== The task ==
What you return must match the listing below character for character, minus any pictures.
------------------------------------------------------------
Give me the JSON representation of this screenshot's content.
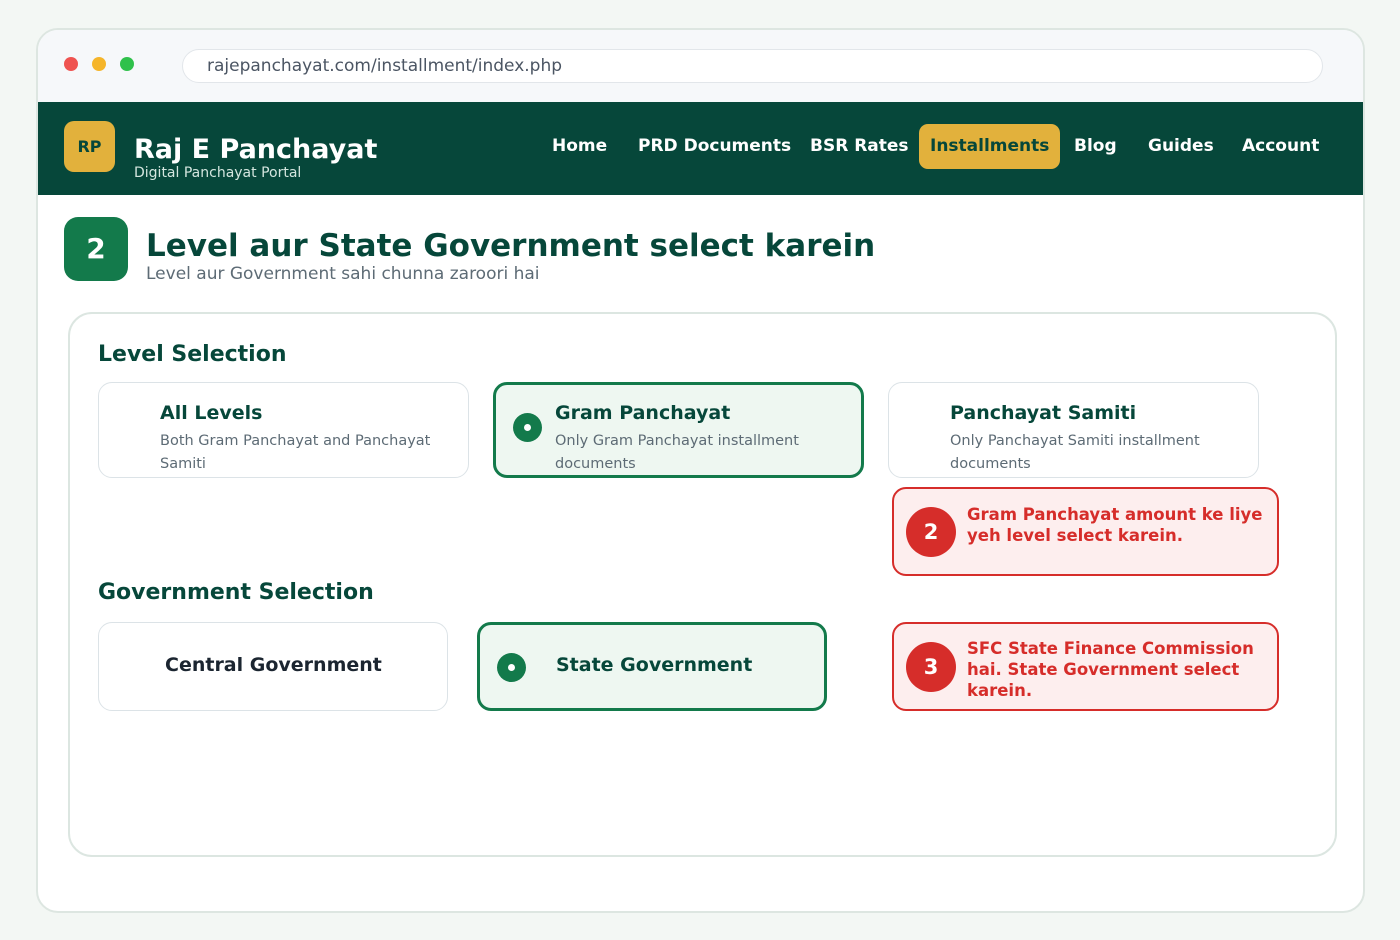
{
  "browser": {
    "url": "rajepanchayat.com/installment/index.php"
  },
  "navbar": {
    "logo_text": "RP",
    "brand_title": "Raj E Panchayat",
    "brand_subtitle": "Digital Panchayat Portal",
    "items": [
      {
        "label": "Home",
        "active": false
      },
      {
        "label": "PRD Documents",
        "active": false
      },
      {
        "label": "BSR Rates",
        "active": false
      },
      {
        "label": "Installments",
        "active": true
      },
      {
        "label": "Blog",
        "active": false
      },
      {
        "label": "Guides",
        "active": false
      },
      {
        "label": "Account",
        "active": false
      }
    ]
  },
  "step": {
    "number": "2",
    "title": "Level aur State Government select karein",
    "subtitle": "Level aur Government sahi chunna zaroori hai"
  },
  "level_selection": {
    "heading": "Level Selection",
    "options": [
      {
        "title": "All Levels",
        "description": "Both Gram Panchayat and Panchayat Samiti",
        "selected": false
      },
      {
        "title": "Gram Panchayat",
        "description": "Only Gram Panchayat installment documents",
        "selected": true
      },
      {
        "title": "Panchayat Samiti",
        "description": "Only Panchayat Samiti installment documents",
        "selected": false
      }
    ]
  },
  "government_selection": {
    "heading": "Government Selection",
    "options": [
      {
        "title": "Central Government",
        "selected": false
      },
      {
        "title": "State Government",
        "selected": true
      }
    ]
  },
  "callouts": [
    {
      "number": "2",
      "text": "Gram Panchayat amount ke liye yeh level select karein."
    },
    {
      "number": "3",
      "text": "SFC State Finance Commission hai. State Government select karein."
    }
  ],
  "colors": {
    "brand_dark": "#06473a",
    "accent_gold": "#e2b13c",
    "selected_green": "#137a4b",
    "callout_red": "#d62d2a"
  }
}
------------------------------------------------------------
== Response ==
Give me the JSON representation of this screenshot's content.
{
  "browser": {
    "url": "rajepanchayat.com/installment/index.php"
  },
  "navbar": {
    "logo_text": "RP",
    "brand_title": "Raj E Panchayat",
    "brand_subtitle": "Digital Panchayat Portal",
    "items": [
      {
        "label": "Home",
        "active": false
      },
      {
        "label": "PRD Documents",
        "active": false
      },
      {
        "label": "BSR Rates",
        "active": false
      },
      {
        "label": "Installments",
        "active": true
      },
      {
        "label": "Blog",
        "active": false
      },
      {
        "label": "Guides",
        "active": false
      },
      {
        "label": "Account",
        "active": false
      }
    ]
  },
  "step": {
    "number": "2",
    "title": "Level aur State Government select karein",
    "subtitle": "Level aur Government sahi chunna zaroori hai"
  },
  "level_selection": {
    "heading": "Level Selection",
    "options": [
      {
        "title": "All Levels",
        "description": "Both Gram Panchayat and Panchayat Samiti",
        "selected": false
      },
      {
        "title": "Gram Panchayat",
        "description": "Only Gram Panchayat installment documents",
        "selected": true
      },
      {
        "title": "Panchayat Samiti",
        "description": "Only Panchayat Samiti installment documents",
        "selected": false
      }
    ]
  },
  "government_selection": {
    "heading": "Government Selection",
    "options": [
      {
        "title": "Central Government",
        "selected": false
      },
      {
        "title": "State Government",
        "selected": true
      }
    ]
  },
  "callouts": [
    {
      "number": "2",
      "text": "Gram Panchayat amount ke liye yeh level select karein."
    },
    {
      "number": "3",
      "text": "SFC State Finance Commission hai. State Government select karein."
    }
  ],
  "colors": {
    "brand_dark": "#06473a",
    "accent_gold": "#e2b13c",
    "selected_green": "#137a4b",
    "callout_red": "#d62d2a"
  }
}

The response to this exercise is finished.